Materials provided:
***

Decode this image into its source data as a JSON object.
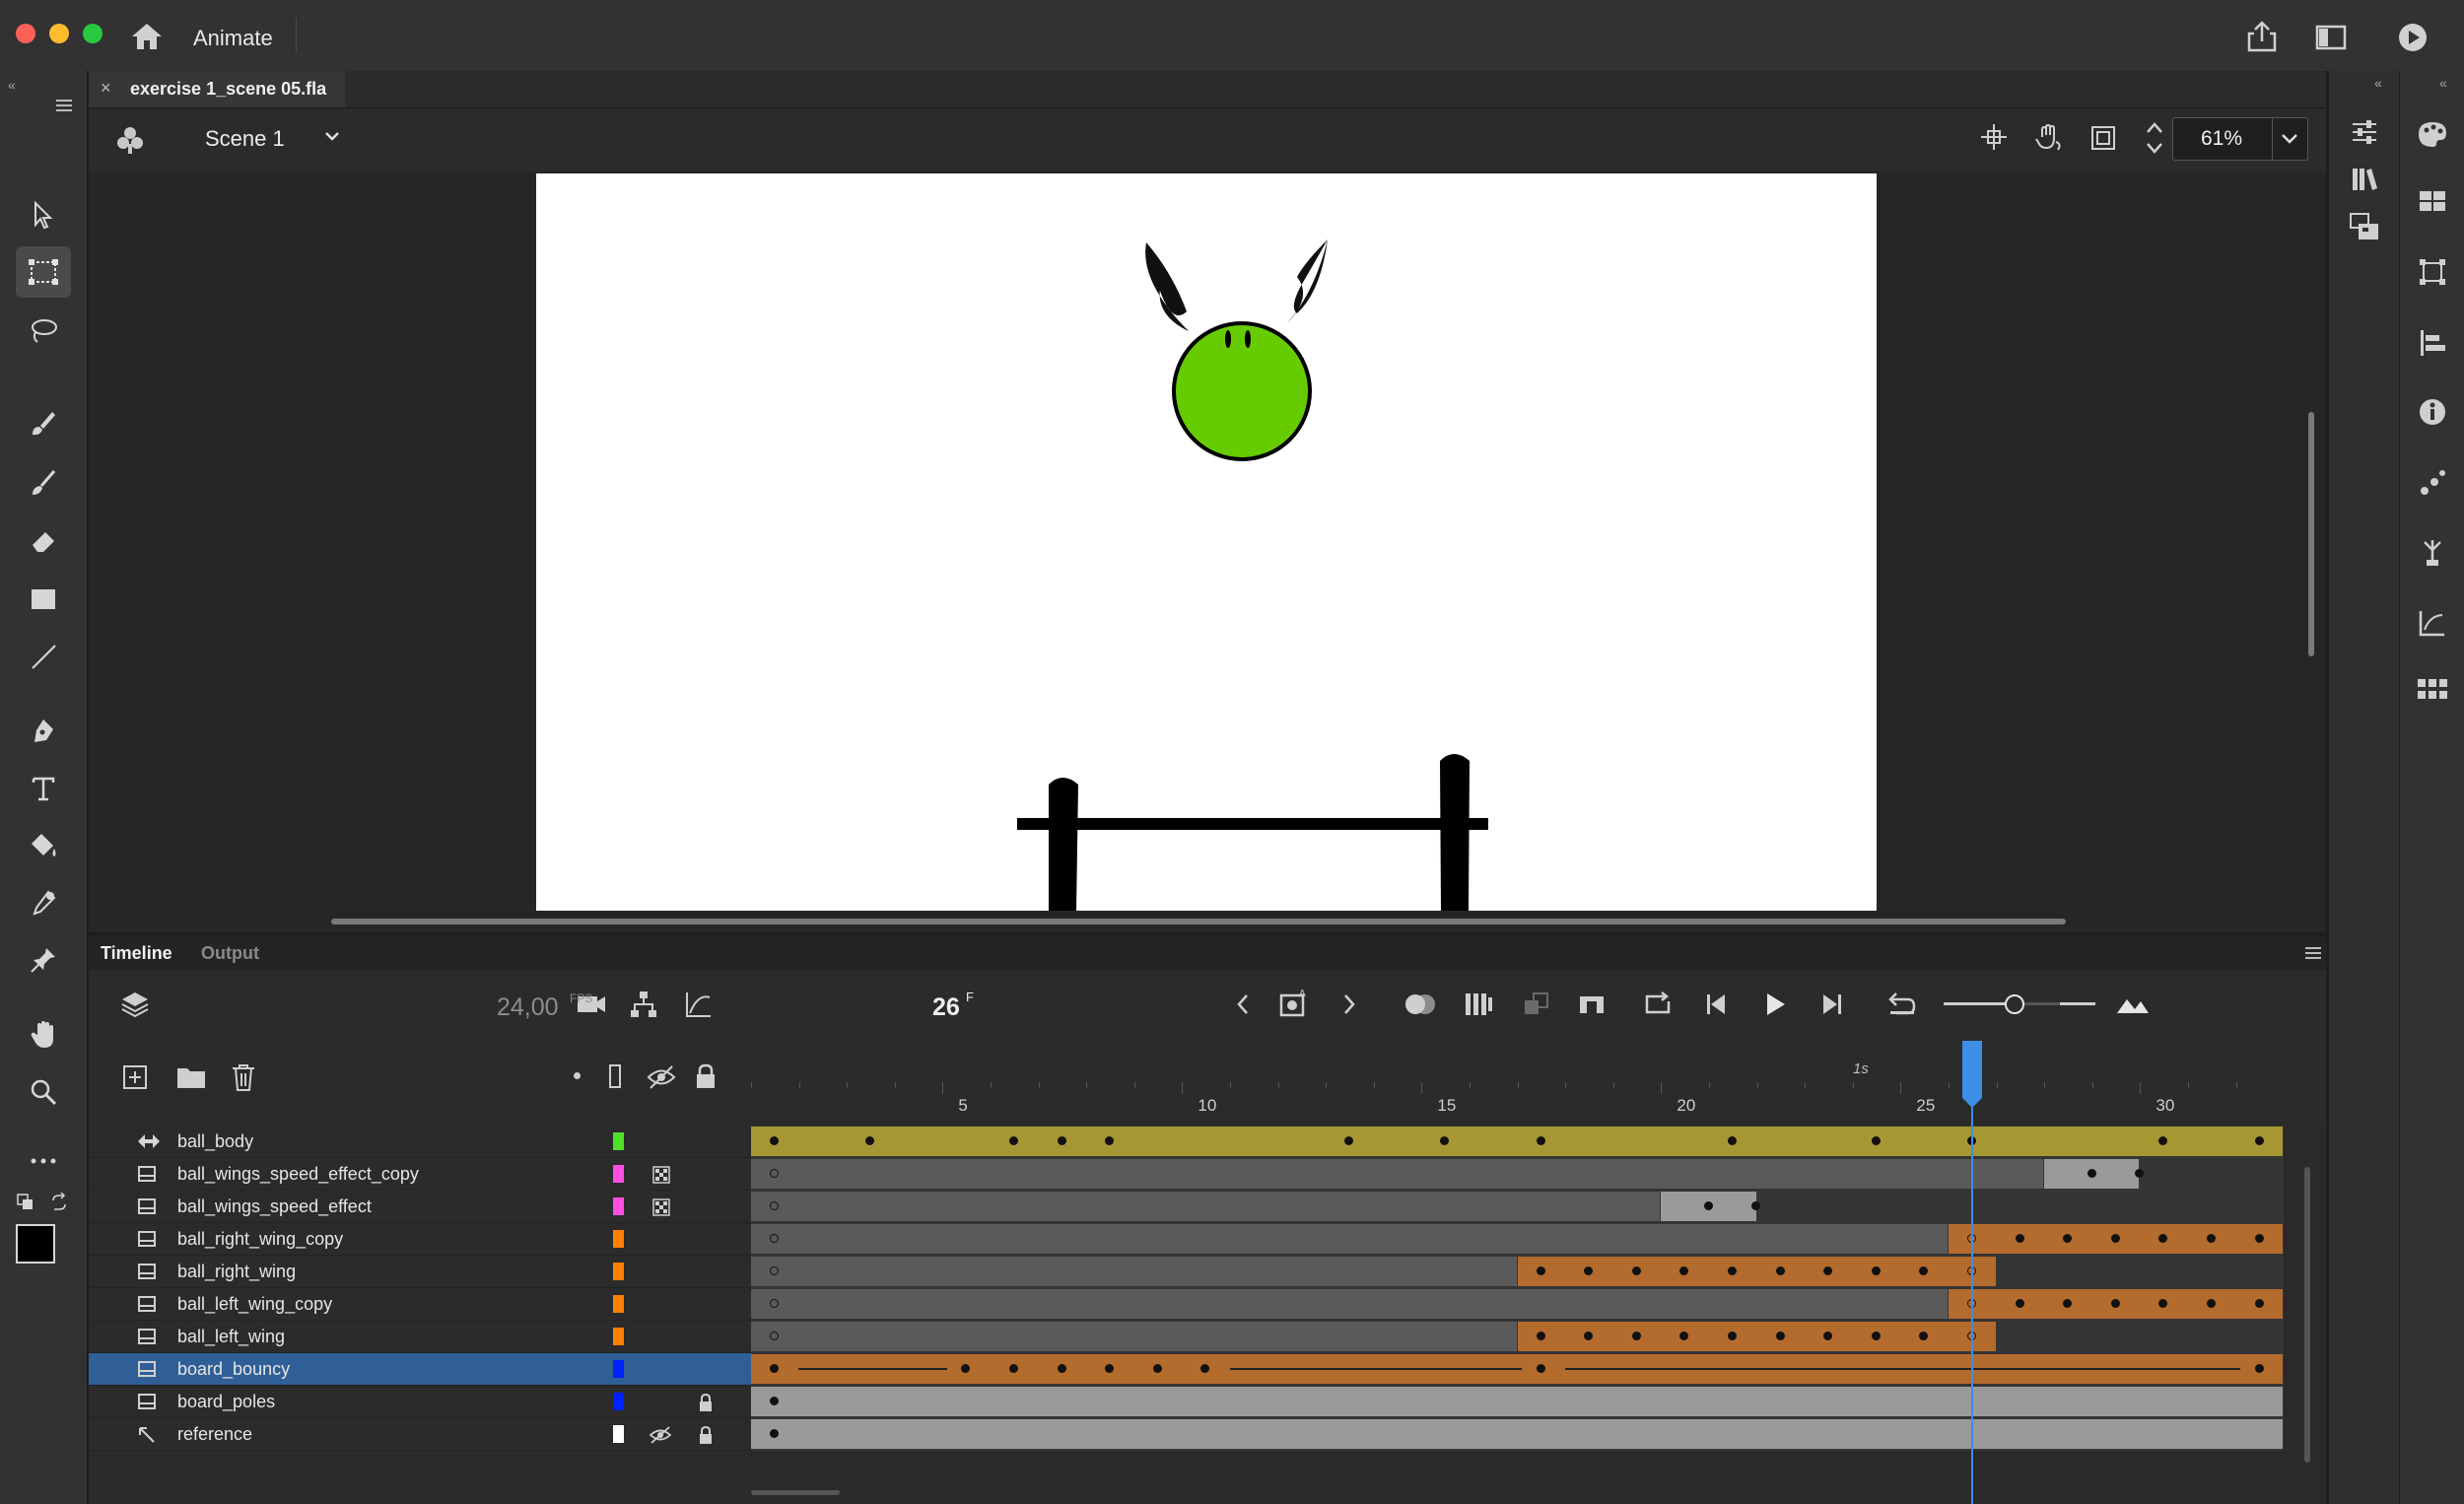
{
  "app": {
    "name": "Animate"
  },
  "document": {
    "tab_title": "exercise 1_scene 05.fla"
  },
  "editbar": {
    "scene_label": "Scene 1",
    "zoom": "61%"
  },
  "timeline": {
    "tabs": [
      "Timeline",
      "Output"
    ],
    "fps_value": "24,00",
    "fps_unit": "FPS",
    "current_frame": "26",
    "frame_unit": "F",
    "ruler_labels": [
      "5",
      "10",
      "15",
      "20",
      "25",
      "30"
    ],
    "ruler_second_marker": "1s",
    "playhead_frame": 26,
    "layers": [
      {
        "name": "ball_body",
        "color": "#4fe12b",
        "type": "tween",
        "selected": false,
        "hidden": false,
        "locked": false
      },
      {
        "name": "ball_wings_speed_effect_copy",
        "color": "#ff4fe0",
        "type": "layer",
        "selected": false,
        "hidden": false,
        "locked": false,
        "mask_icon": true
      },
      {
        "name": "ball_wings_speed_effect",
        "color": "#ff4fe0",
        "type": "layer",
        "selected": false,
        "hidden": false,
        "locked": false,
        "mask_icon": true
      },
      {
        "name": "ball_right_wing_copy",
        "color": "#ff7f00",
        "type": "layer",
        "selected": false,
        "hidden": false,
        "locked": false
      },
      {
        "name": "ball_right_wing",
        "color": "#ff7f00",
        "type": "layer",
        "selected": false,
        "hidden": false,
        "locked": false
      },
      {
        "name": "ball_left_wing_copy",
        "color": "#ff7f00",
        "type": "layer",
        "selected": false,
        "hidden": false,
        "locked": false
      },
      {
        "name": "ball_left_wing",
        "color": "#ff7f00",
        "type": "layer",
        "selected": false,
        "hidden": false,
        "locked": false
      },
      {
        "name": "board_bouncy",
        "color": "#0022ff",
        "type": "layer",
        "selected": true,
        "hidden": false,
        "locked": false
      },
      {
        "name": "board_poles",
        "color": "#0022ff",
        "type": "layer",
        "selected": false,
        "hidden": false,
        "locked": true
      },
      {
        "name": "reference",
        "color": "#ffffff",
        "type": "guide",
        "selected": false,
        "hidden": true,
        "locked": true
      }
    ]
  },
  "colors": {
    "accent_blue": "#3d8ee6",
    "tween_gold": "#a69733",
    "tween_orange": "#b36b2e",
    "ball_green": "#66cc00"
  }
}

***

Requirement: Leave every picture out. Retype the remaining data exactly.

Solution to the exercise:
Decode this image into its source data as a JSON object.
{
  "app": {
    "name": "Animate"
  },
  "document": {
    "tab_title": "exercise 1_scene 05.fla"
  },
  "editbar": {
    "scene_label": "Scene 1",
    "zoom": "61%"
  },
  "timeline": {
    "tabs": [
      "Timeline",
      "Output"
    ],
    "fps_value": "24,00",
    "fps_unit": "FPS",
    "current_frame": "26",
    "frame_unit": "F",
    "ruler_labels": [
      "5",
      "10",
      "15",
      "20",
      "25",
      "30"
    ],
    "ruler_second_marker": "1s",
    "playhead_frame": 26,
    "layers": [
      {
        "name": "ball_body",
        "color": "#4fe12b",
        "type": "tween",
        "selected": false,
        "hidden": false,
        "locked": false
      },
      {
        "name": "ball_wings_speed_effect_copy",
        "color": "#ff4fe0",
        "type": "layer",
        "selected": false,
        "hidden": false,
        "locked": false,
        "mask_icon": true
      },
      {
        "name": "ball_wings_speed_effect",
        "color": "#ff4fe0",
        "type": "layer",
        "selected": false,
        "hidden": false,
        "locked": false,
        "mask_icon": true
      },
      {
        "name": "ball_right_wing_copy",
        "color": "#ff7f00",
        "type": "layer",
        "selected": false,
        "hidden": false,
        "locked": false
      },
      {
        "name": "ball_right_wing",
        "color": "#ff7f00",
        "type": "layer",
        "selected": false,
        "hidden": false,
        "locked": false
      },
      {
        "name": "ball_left_wing_copy",
        "color": "#ff7f00",
        "type": "layer",
        "selected": false,
        "hidden": false,
        "locked": false
      },
      {
        "name": "ball_left_wing",
        "color": "#ff7f00",
        "type": "layer",
        "selected": false,
        "hidden": false,
        "locked": false
      },
      {
        "name": "board_bouncy",
        "color": "#0022ff",
        "type": "layer",
        "selected": true,
        "hidden": false,
        "locked": false
      },
      {
        "name": "board_poles",
        "color": "#0022ff",
        "type": "layer",
        "selected": false,
        "hidden": false,
        "locked": true
      },
      {
        "name": "reference",
        "color": "#ffffff",
        "type": "guide",
        "selected": false,
        "hidden": true,
        "locked": true
      }
    ]
  },
  "colors": {
    "accent_blue": "#3d8ee6",
    "tween_gold": "#a69733",
    "tween_orange": "#b36b2e",
    "ball_green": "#66cc00"
  }
}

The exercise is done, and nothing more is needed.